Drawing on her reoccurring themes of slavery, racism and misogyny, Walker’s work intends to take on the world, including those who might regard themselves as her natural allies. In her artist’s statement for the gallery, she writes, “Frankly I am tired, tired of standing up, being counted, tired of ‘having a voice’ or worse ‘being a role model.’ Tired, true, of being a featured member of my racial group and/or my gender niche.”
She does not seek to be loved. She may not even seek to be understood. “It’s too much…” she reveals. “…and I write this knowing full well that my right, my capacity to live in this Godforsaken country as a (proudly) raced and (urgently) gendered person is under threat by random groups of white (male) supremacist goons who flaunt a kind of patched together notion of race purity with flags and torches and impressive displays of perpetrator-as-victim sociopathy.”
Libertine Alighting the World and USA Idioms
So brutal and ugly are the characters in her ink drawings, viewers at the September 7th opening mostly stared silently. Paintings, collaged drawings and Walker’s iconic silhouette cut-outs come together on paper, displaying images of figures being lynched and chained, an arm raised in a Nazi salute and a head displayed on a platter.
In the extremely long and circus-barker-like teaser, she says, “Students of Color will eye her work suspiciously and exercise their free right to Culturally Annihilate her on social media. Parents will cover the eyes of innocent children. Prestigious academic societies will withdraw their support, former husbands and former lovers will recoil in abject terror. Critics will shake their heads in bemused silence.”
In practice, critics have reacted sympathetically. Roberta Smith in The New York Times calls her work “antic, profane, and riveting.” This exhibition, continues Smith, “reveals a crossroads in her great career and she sails right through, from strength to new strength.”

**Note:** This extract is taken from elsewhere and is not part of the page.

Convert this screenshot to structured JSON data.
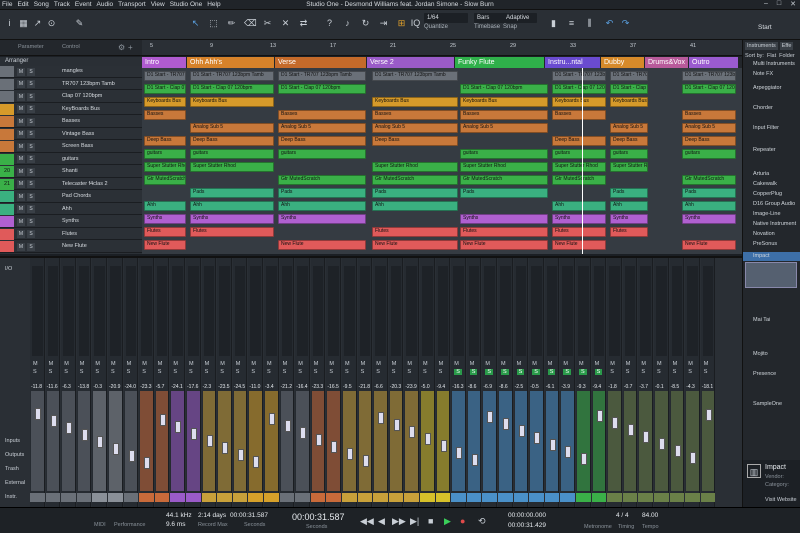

New York Magazine’s Jerry Saltz says “Walker’s triumphant new show is the best art made about this country in this century,” and believes her work should “end up on permanent display in a prominent New York museum” (he proposes The MET).
Untitled, Two slaves carrying a man while a third rips out his heart
In the untitled, laser-cut steel wagon that Sikkema Jenkins has put on display in its front window, Walker shows two slaves carrying a man while a third, crouching above from a tree, rips out his heart. This is a maquette in preparation for a major Walker exhibit at Prospect New Orleans, a contemporary art triennial that will open November 18, 2017. Her installation of a riverboat calliope, to be played by MacArthur-winning jazz pianist Jason Moran, will be at Algiers Point where, beginning the 18th century, slaves were held before being sold in New Orleans.
“The most Astounding and Important Painting show of the fall Art Show viewing season!” is on display through Oct. 14, 2017 at Sikkema Jenkins & Co., 530 West 22nd St.